  • Nervous system
  • Pain relief
  • Posture/Spine
  • Relaxation
  • Respiratory conditions
  • Respiratory conditions
  • Self-esteem
  • Sleep Issues
  • Stress management
  • Tension relief
  • Trauma
  • Vitality

What to expect from a Yoga Therapy session

A Yoga Therapy session is likely to be one-to-one but might also occur in specialist groups, such as yoga for people with breast cancer and yoga for post-traumatic stress syndrome or a group therapeutic class for those with a variety of therapeutic needs. The initial session will include an extensive assessment to determine the best applications of the teachings to progress the individual towards health and well-being. 

It’s important to note that Yoga Therapy is suitable for everybody regardless of age, fitness, state of health or belief system or prior experience of yoga.

A Yoga Therapy session usually runs for 60 to 90 minutes. You would expect to attend more than one session as you and your yoga therapist work to determine the most effective physical yoga practices, cleansing, dietary and/or breathing techniques.

According to Australian Association of Yoga Therapists a session may include yoga practices such as asana (postures), pranayama (breathwork), relaxation, meditation, mudra (energetic gestures and seals), bandha (energy locks), mantra (sacred sounds), bhavana (imagery), sankalpa (affirmation/intention), yogic lifestyle and nutrition advice according to a yoga framework, education in yoga philosophy, and other practices steeped in the yoga tradition and for which the therapist has received appropriate training, certification and registration.

Yoga therapy is a complementary modality and works as an adjunct to any existing medical framework.Yoga Therapists are not permitted to medically diagnose, send you for medical tests or give advice outside their scope of practice so please consult your medical professional for these needs. 
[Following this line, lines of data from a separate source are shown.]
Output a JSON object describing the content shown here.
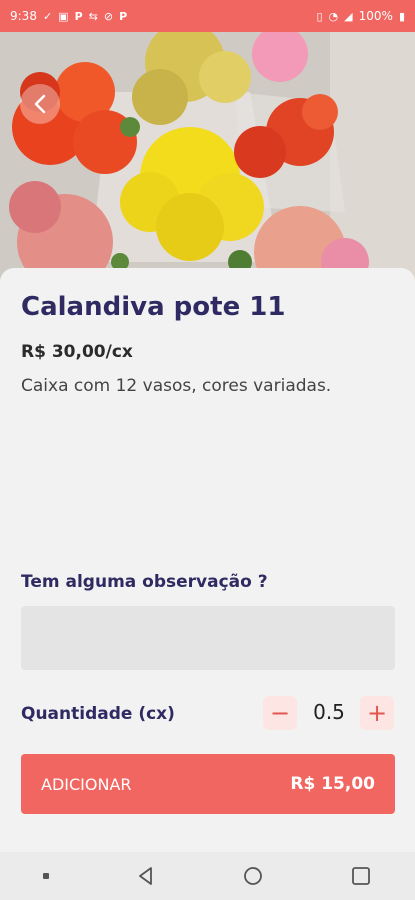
{
  "status_bar": {
    "time": "9:38",
    "left_icons": [
      "check-icon",
      "mail-icon",
      "parking-icon",
      "arrows-icon",
      "no-sim-icon",
      "parking-icon"
    ],
    "battery": "100%",
    "background": "#f26661"
  },
  "product": {
    "name": "Calandiva pote 11",
    "price": "R$ 30,00/cx",
    "description": "Caixa com 12 vasos, cores variadas."
  },
  "observation": {
    "label": "Tem alguma observação ?",
    "value": "",
    "placeholder": ""
  },
  "quantity": {
    "label": "Quantidade (cx)",
    "value": "0.5",
    "minus": "−",
    "plus": "+"
  },
  "add_button": {
    "label": "ADICIONAR",
    "total": "R$ 15,00"
  },
  "colors": {
    "accent": "#f26661",
    "title": "#2f2b62",
    "stepper_bg": "#fde5e4"
  }
}
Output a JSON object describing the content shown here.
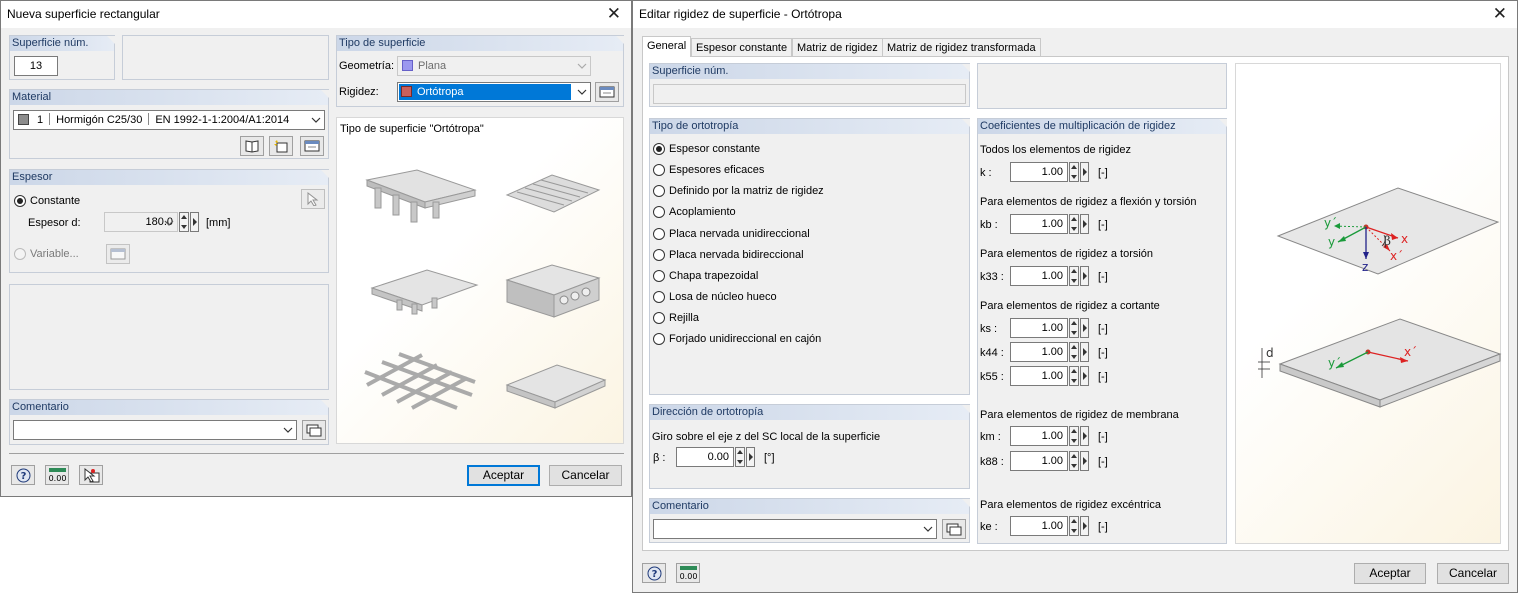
{
  "left_dialog": {
    "title": "Nueva superficie rectangular",
    "surface_no": {
      "header": "Superficie núm.",
      "value": "13"
    },
    "surface_type": {
      "header": "Tipo de superficie",
      "geometry_label": "Geometría:",
      "geometry_value": "Plana",
      "stiffness_label": "Rigidez:",
      "stiffness_value": "Ortótropa"
    },
    "material": {
      "header": "Material",
      "number": "1",
      "name": "Hormigón C25/30",
      "standard": "EN 1992-1-1:2004/A1:2014"
    },
    "thickness": {
      "header": "Espesor",
      "constant_label": "Constante",
      "thickness_label": "Espesor d:",
      "value": "180.0",
      "unit": "[mm]",
      "variable_label": "Variable..."
    },
    "preview_title": "Tipo de superficie \"Ortótropa\"",
    "comment": {
      "header": "Comentario",
      "value": ""
    },
    "ok": "Aceptar",
    "cancel": "Cancelar"
  },
  "right_dialog": {
    "title": "Editar rigidez de superficie - Ortótropa",
    "tabs": [
      {
        "label": "General"
      },
      {
        "label": "Espesor constante"
      },
      {
        "label": "Matriz de rigidez"
      },
      {
        "label": "Matriz de rigidez transformada"
      }
    ],
    "surface_no": {
      "header": "Superficie núm.",
      "value": ""
    },
    "orthotropy_type": {
      "header": "Tipo de ortotropía",
      "options": [
        {
          "label": "Espesor constante",
          "checked": true
        },
        {
          "label": "Espesores eficaces",
          "checked": false
        },
        {
          "label": "Definido por la matriz de rigidez",
          "checked": false
        },
        {
          "label": "Acoplamiento",
          "checked": false
        },
        {
          "label": "Placa nervada unidireccional",
          "checked": false
        },
        {
          "label": "Placa nervada bidireccional",
          "checked": false
        },
        {
          "label": "Chapa trapezoidal",
          "checked": false
        },
        {
          "label": "Losa de núcleo hueco",
          "checked": false
        },
        {
          "label": "Rejilla",
          "checked": false
        },
        {
          "label": "Forjado unidireccional en cajón",
          "checked": false
        }
      ]
    },
    "orthotropy_direction": {
      "header": "Dirección de ortotropía",
      "description": "Giro sobre el eje z del SC local de la superficie",
      "beta_label": "β :",
      "beta_value": "0.00",
      "unit": "[°]"
    },
    "comment": {
      "header": "Comentario",
      "value": ""
    },
    "coefficients": {
      "header": "Coeficientes de multiplicación de rigidez",
      "groups": [
        {
          "title": "Todos los elementos de rigidez",
          "rows": [
            {
              "label": "k :",
              "value": "1.00",
              "unit": "[-]"
            }
          ]
        },
        {
          "title": "Para elementos de rigidez a flexión y torsión",
          "rows": [
            {
              "label": "kb :",
              "value": "1.00",
              "unit": "[-]"
            }
          ]
        },
        {
          "title": "Para elementos de rigidez a torsión",
          "rows": [
            {
              "label": "k33 :",
              "value": "1.00",
              "unit": "[-]"
            }
          ]
        },
        {
          "title": "Para elementos de rigidez a cortante",
          "rows": [
            {
              "label": "ks :",
              "value": "1.00",
              "unit": "[-]"
            },
            {
              "label": "k44 :",
              "value": "1.00",
              "unit": "[-]"
            },
            {
              "label": "k55 :",
              "value": "1.00",
              "unit": "[-]"
            }
          ]
        },
        {
          "title": "Para elementos de rigidez de membrana",
          "rows": [
            {
              "label": "km :",
              "value": "1.00",
              "unit": "[-]"
            },
            {
              "label": "k88 :",
              "value": "1.00",
              "unit": "[-]"
            }
          ]
        },
        {
          "title": "Para elementos de rigidez excéntrica",
          "rows": [
            {
              "label": "ke :",
              "value": "1.00",
              "unit": "[-]"
            }
          ]
        }
      ]
    },
    "diagram": {
      "top_labels": {
        "y_prime": "y´",
        "y": "y",
        "beta": "β",
        "x": "x",
        "x_prime": "x´",
        "z": "z"
      },
      "bottom_labels": {
        "d": "d",
        "y_prime": "y´",
        "x_prime": "x´"
      }
    },
    "ok": "Aceptar",
    "cancel": "Cancelar"
  }
}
References

Definition of a Yoga Therapist - Yoga Australia

What is Yoga Therapy - Australasian Association of Yoga Therapy

Yoga as Therapy - yogahive.com.au
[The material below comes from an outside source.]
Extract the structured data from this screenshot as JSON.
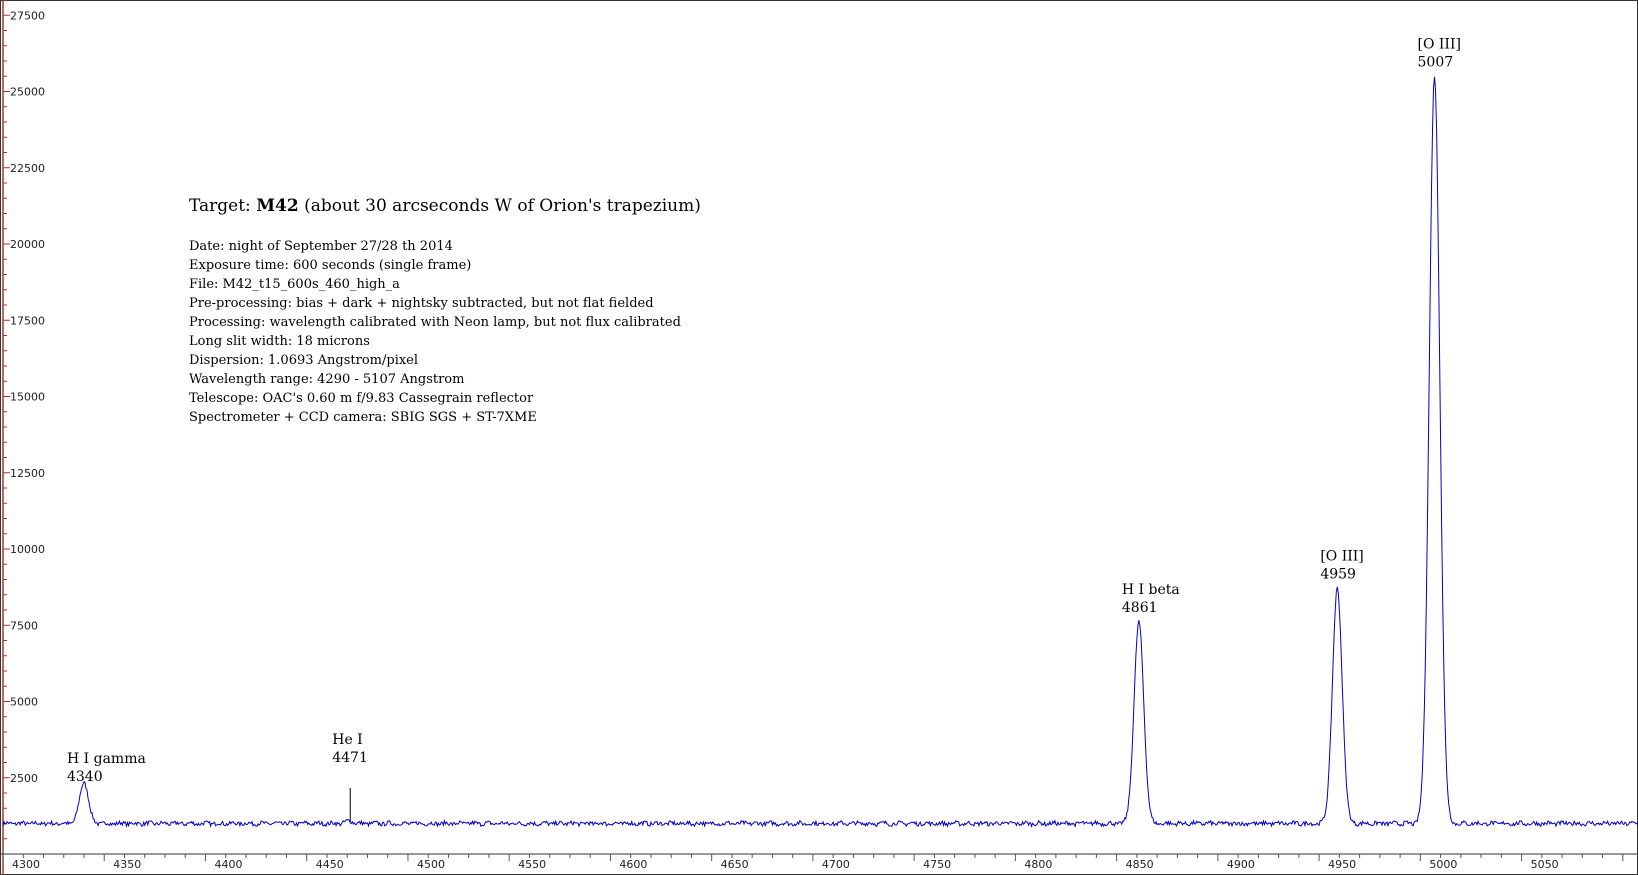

International Association of Yoga Therapists

International Association of Yoga Therapies Research papers

Yoga Therapy  Australia

Global Yoga Therapy Day

What is Yoga Therapy – The Yoga Shack

Beginnings of Yoga Therapy 

Krishnamacharya’s Legacy - The Yoga Journal

Shared Foundations for practice : The Language of Yoga Therapy

The Efficacy of Yoga as an Intervention for Chronic Low Back Pain: American Journal of Lifestyle Medicine

Research into yoga for reproductive health: Yoga Alliance

Yoga and Hypertension: A Systematic Review: Alternative Therapies in Health and Medicine

Restorative yoga and metabolic risk factors: Journal of Diabetes and Its Complications

Meditation and Yoga can Modulate Brain Mechanisms that affect Behavior and Anxiety: HSS Public Access

How Does Yoga Reduce Stress? A Systematic Review of Mechanisms of Change: Health Psychology Review

Perspectives on a Gentle Yoga Intervention for Women with Major Depression: National Institutes of Health